[Dataset records]
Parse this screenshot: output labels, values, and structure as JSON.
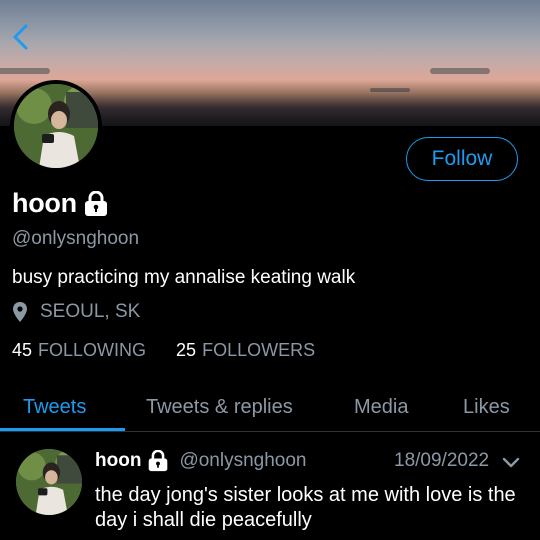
{
  "profile": {
    "display_name": "hoon",
    "handle": "@onlysnghoon",
    "bio": "busy practicing my annalise keating walk",
    "location": "SEOUL, SK",
    "follow_label": "Follow",
    "protected_icon": "lock-icon",
    "location_icon": "map-pin-icon"
  },
  "stats": {
    "following_count": "45",
    "following_label": "FOLLOWING",
    "followers_count": "25",
    "followers_label": "FOLLOWERS"
  },
  "tabs": [
    {
      "label": "Tweets",
      "active": true
    },
    {
      "label": "Tweets & replies",
      "active": false
    },
    {
      "label": "Media",
      "active": false
    },
    {
      "label": "Likes",
      "active": false
    }
  ],
  "tweet": {
    "author": "hoon",
    "handle": "@onlysnghoon",
    "date": "18/09/2022",
    "text": "the day jong's sister looks at me with love is the day i shall die peacefully"
  },
  "colors": {
    "accent": "#1d9bf0",
    "background": "#000000",
    "secondary_text": "#8b98a5"
  }
}
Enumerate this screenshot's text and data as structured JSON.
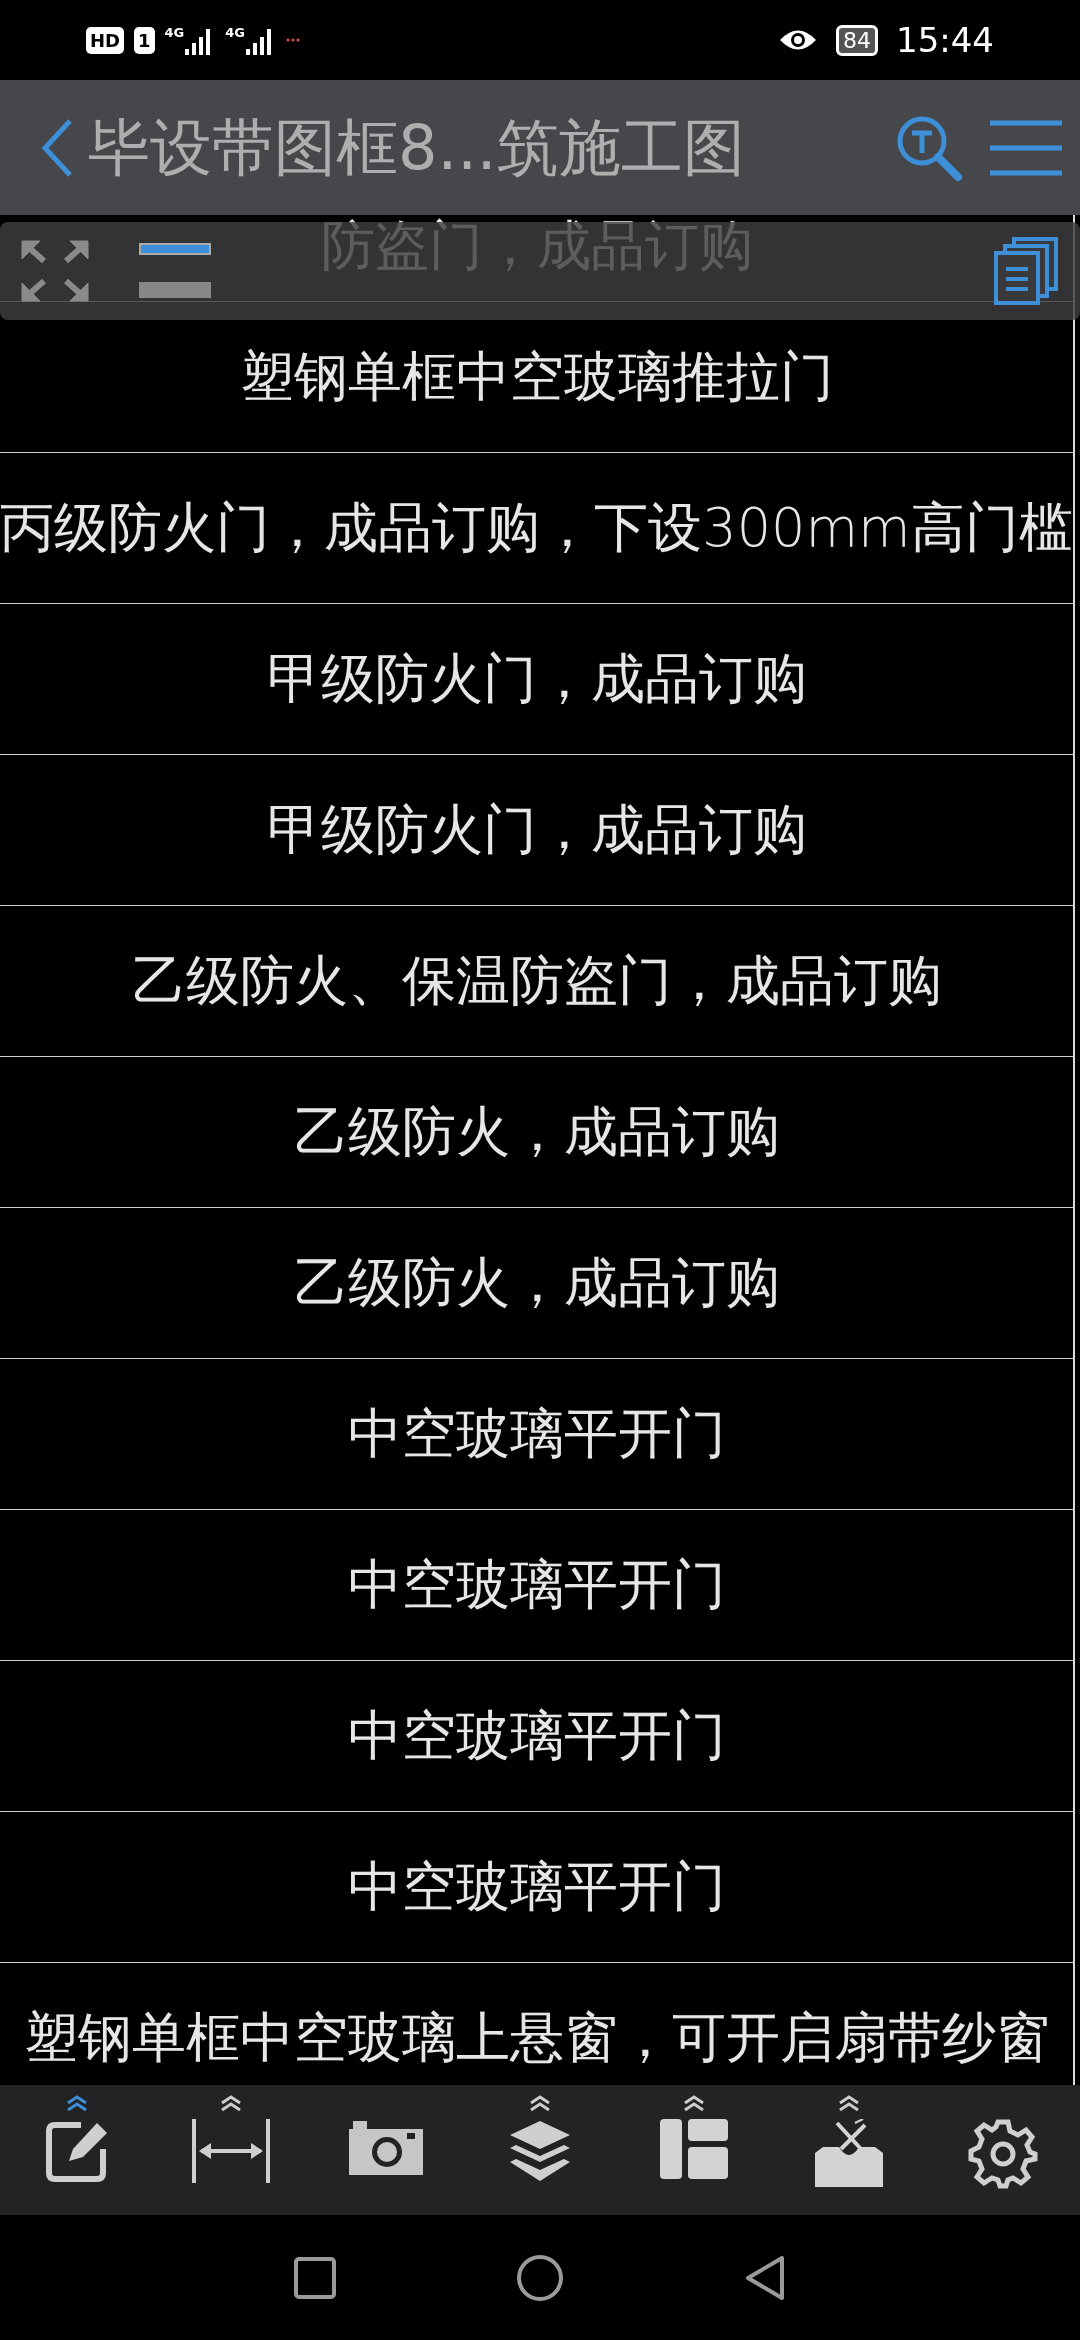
{
  "status_bar": {
    "hd": "HD",
    "sim": "1",
    "networks": [
      "4G",
      "4G"
    ],
    "battery": "84",
    "time": "15:44"
  },
  "header": {
    "title": "毕设带图框8...筑施工图"
  },
  "drawing": {
    "rows": [
      "防盗门，成品订购",
      "塑钢单框中空玻璃推拉门",
      "丙级防火门，成品订购，下设300mm高门槛",
      "甲级防火门，成品订购",
      "甲级防火门，成品订购",
      "乙级防火、保温防盗门，成品订购",
      "乙级防火，成品订购",
      "乙级防火，成品订购",
      "中空玻璃平开门",
      "中空玻璃平开门",
      "中空玻璃平开门",
      "中空玻璃平开门",
      "塑钢单框中空玻璃上悬窗，可开启扇带纱窗"
    ]
  },
  "tools": [
    {
      "kind": "edit",
      "has_menu": true,
      "selected": true
    },
    {
      "kind": "measure",
      "has_menu": true,
      "selected": false
    },
    {
      "kind": "camera",
      "has_menu": false,
      "selected": false
    },
    {
      "kind": "layers",
      "has_menu": true,
      "selected": false
    },
    {
      "kind": "layout",
      "has_menu": true,
      "selected": false
    },
    {
      "kind": "toolbox",
      "has_menu": true,
      "selected": false
    },
    {
      "kind": "settings",
      "has_menu": false,
      "selected": false
    }
  ]
}
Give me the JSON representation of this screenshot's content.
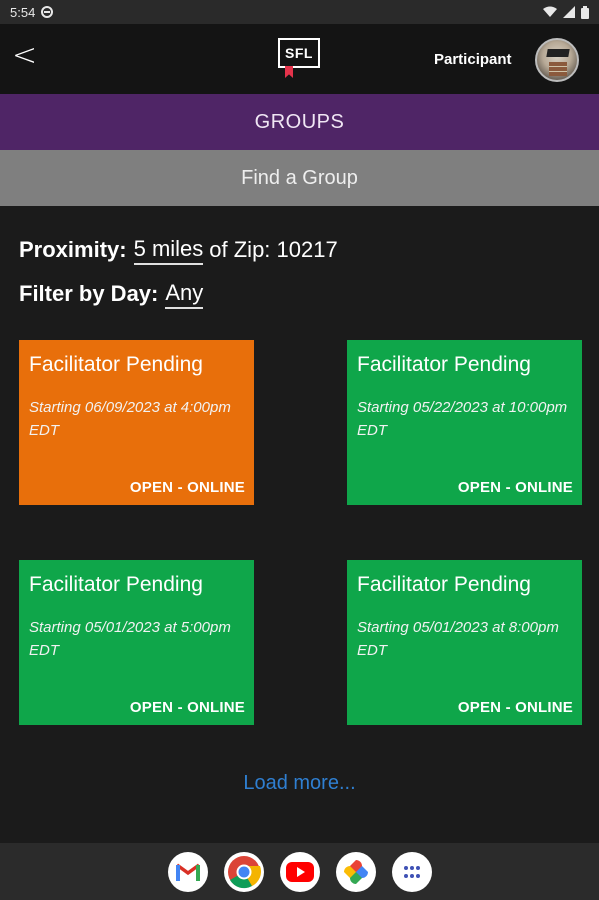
{
  "status_bar": {
    "time": "5:54"
  },
  "header": {
    "logo_text": "SFL",
    "role_label": "Participant"
  },
  "nav": {
    "groups_label": "GROUPS",
    "find_group_label": "Find a Group"
  },
  "filters": {
    "proximity_label": "Proximity:",
    "proximity_value": "5 miles",
    "zip_label": "of Zip: 10217",
    "day_label": "Filter by Day:",
    "day_value": "Any"
  },
  "cards": [
    {
      "title": "Facilitator Pending",
      "start": "Starting 06/09/2023 at 4:00pm EDT",
      "status": "OPEN - ONLINE",
      "color": "#e86f0b"
    },
    {
      "title": "Facilitator Pending",
      "start": "Starting 05/22/2023 at 10:00pm  EDT",
      "status": "OPEN - ONLINE",
      "color": "#0fa64a"
    },
    {
      "title": "Facilitator Pending",
      "start": "Starting 05/01/2023 at 5:00pm EDT",
      "status": "OPEN - ONLINE",
      "color": "#0fa64a"
    },
    {
      "title": "Facilitator Pending",
      "start": "Starting 05/01/2023 at 8:00pm EDT",
      "status": "OPEN - ONLINE",
      "color": "#0fa64a"
    }
  ],
  "load_more_label": "Load more...",
  "dock_apps": [
    "gmail-icon",
    "chrome-icon",
    "youtube-icon",
    "photos-icon",
    "app-drawer-icon"
  ]
}
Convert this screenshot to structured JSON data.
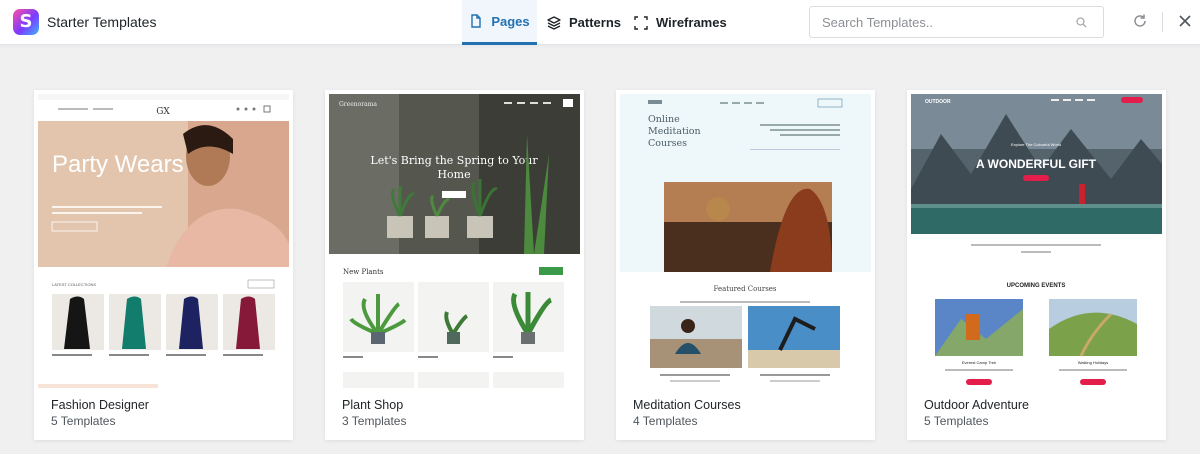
{
  "app": {
    "title": "Starter Templates",
    "logo_letter": "S"
  },
  "tabs": [
    {
      "label": "Pages",
      "icon": "page-icon",
      "active": true
    },
    {
      "label": "Patterns",
      "icon": "layers-icon",
      "active": false
    },
    {
      "label": "Wireframes",
      "icon": "wireframe-icon",
      "active": false
    }
  ],
  "search": {
    "placeholder": "Search Templates..",
    "value": ""
  },
  "colors": {
    "accent": "#2271b1",
    "background": "#f0f0f1"
  },
  "cards": [
    {
      "name": "Fashion Designer",
      "count": "5 Templates",
      "preview": {
        "logo": "GX",
        "hero": "Party Wears",
        "section": "LATEST COLLECTIONS"
      }
    },
    {
      "name": "Plant Shop",
      "count": "3 Templates",
      "preview": {
        "logo": "Greenorama",
        "hero": "Let's Bring the Spring to Your Home",
        "section": "New Plants"
      }
    },
    {
      "name": "Meditation Courses",
      "count": "4 Templates",
      "preview": {
        "hero": "Online Meditation Courses",
        "section": "Featured Courses"
      }
    },
    {
      "name": "Outdoor Adventure",
      "count": "5 Templates",
      "preview": {
        "logo": "OUTDOOR",
        "tagline": "Explore The Colourful World",
        "hero": "A WONDERFUL GIFT",
        "section": "UPCOMING EVENTS",
        "event_1": "Everest Camp Trek",
        "event_2": "Walking Holidays"
      }
    }
  ]
}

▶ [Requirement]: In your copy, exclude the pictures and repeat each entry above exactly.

▶ [Task answer]:
Parse this screenshot: output labels, values, and structure as JSON.
{
  "profile": {
    "display_name": "hoon",
    "handle": "@onlysnghoon",
    "bio": "busy practicing my annalise keating walk",
    "location": "SEOUL, SK",
    "follow_label": "Follow",
    "protected_icon": "lock-icon",
    "location_icon": "map-pin-icon"
  },
  "stats": {
    "following_count": "45",
    "following_label": "FOLLOWING",
    "followers_count": "25",
    "followers_label": "FOLLOWERS"
  },
  "tabs": [
    {
      "label": "Tweets",
      "active": true
    },
    {
      "label": "Tweets & replies",
      "active": false
    },
    {
      "label": "Media",
      "active": false
    },
    {
      "label": "Likes",
      "active": false
    }
  ],
  "tweet": {
    "author": "hoon",
    "handle": "@onlysnghoon",
    "date": "18/09/2022",
    "text": "the day jong's sister looks at me with love is the day i shall die peacefully"
  },
  "colors": {
    "accent": "#1d9bf0",
    "background": "#000000",
    "secondary_text": "#8b98a5"
  }
}
Enumerate this screenshot's text and data as structured JSON.
{
  "status_bar": {
    "hd": "HD",
    "sim": "1",
    "networks": [
      "4G",
      "4G"
    ],
    "battery": "84",
    "time": "15:44"
  },
  "header": {
    "title": "毕设带图框8...筑施工图"
  },
  "drawing": {
    "rows": [
      "防盗门，成品订购",
      "塑钢单框中空玻璃推拉门",
      "丙级防火门，成品订购，下设300mm高门槛",
      "甲级防火门，成品订购",
      "甲级防火门，成品订购",
      "乙级防火、保温防盗门，成品订购",
      "乙级防火，成品订购",
      "乙级防火，成品订购",
      "中空玻璃平开门",
      "中空玻璃平开门",
      "中空玻璃平开门",
      "中空玻璃平开门",
      "塑钢单框中空玻璃上悬窗，可开启扇带纱窗"
    ]
  },
  "tools": [
    {
      "kind": "edit",
      "has_menu": true,
      "selected": true
    },
    {
      "kind": "measure",
      "has_menu": true,
      "selected": false
    },
    {
      "kind": "camera",
      "has_menu": false,
      "selected": false
    },
    {
      "kind": "layers",
      "has_menu": true,
      "selected": false
    },
    {
      "kind": "layout",
      "has_menu": true,
      "selected": false
    },
    {
      "kind": "toolbox",
      "has_menu": true,
      "selected": false
    },
    {
      "kind": "settings",
      "has_menu": false,
      "selected": false
    }
  ]
}
Give me the JSON representation of this screenshot's content.
{
  "status_bar": {
    "time": "5:54"
  },
  "header": {
    "logo_text": "SFL",
    "role_label": "Participant"
  },
  "nav": {
    "groups_label": "GROUPS",
    "find_group_label": "Find a Group"
  },
  "filters": {
    "proximity_label": "Proximity:",
    "proximity_value": "5 miles",
    "zip_label": "of Zip: 10217",
    "day_label": "Filter by Day:",
    "day_value": "Any"
  },
  "cards": [
    {
      "title": "Facilitator Pending",
      "start": "Starting 06/09/2023 at 4:00pm EDT",
      "status": "OPEN - ONLINE",
      "color": "#e86f0b"
    },
    {
      "title": "Facilitator Pending",
      "start": "Starting 05/22/2023 at 10:00pm  EDT",
      "status": "OPEN - ONLINE",
      "color": "#0fa64a"
    },
    {
      "title": "Facilitator Pending",
      "start": "Starting 05/01/2023 at 5:00pm EDT",
      "status": "OPEN - ONLINE",
      "color": "#0fa64a"
    },
    {
      "title": "Facilitator Pending",
      "start": "Starting 05/01/2023 at 8:00pm EDT",
      "status": "OPEN - ONLINE",
      "color": "#0fa64a"
    }
  ],
  "load_more_label": "Load more...",
  "dock_apps": [
    "gmail-icon",
    "chrome-icon",
    "youtube-icon",
    "photos-icon",
    "app-drawer-icon"
  ]
}
Convert this screenshot to structured JSON data.
{
  "app": {
    "title": "Starter Templates",
    "logo_letter": "S"
  },
  "tabs": [
    {
      "label": "Pages",
      "icon": "page-icon",
      "active": true
    },
    {
      "label": "Patterns",
      "icon": "layers-icon",
      "active": false
    },
    {
      "label": "Wireframes",
      "icon": "wireframe-icon",
      "active": false
    }
  ],
  "search": {
    "placeholder": "Search Templates..",
    "value": ""
  },
  "colors": {
    "accent": "#2271b1",
    "background": "#f0f0f1"
  },
  "cards": [
    {
      "name": "Fashion Designer",
      "count": "5 Templates",
      "preview": {
        "logo": "GX",
        "hero": "Party Wears",
        "section": "LATEST COLLECTIONS"
      }
    },
    {
      "name": "Plant Shop",
      "count": "3 Templates",
      "preview": {
        "logo": "Greenorama",
        "hero": "Let's Bring the Spring to Your Home",
        "section": "New Plants"
      }
    },
    {
      "name": "Meditation Courses",
      "count": "4 Templates",
      "preview": {
        "hero": "Online Meditation Courses",
        "section": "Featured Courses"
      }
    },
    {
      "name": "Outdoor Adventure",
      "count": "5 Templates",
      "preview": {
        "logo": "OUTDOOR",
        "tagline": "Explore The Colourful World",
        "hero": "A WONDERFUL GIFT",
        "section": "UPCOMING EVENTS",
        "event_1": "Everest Camp Trek",
        "event_2": "Walking Holidays"
      }
    }
  ]
}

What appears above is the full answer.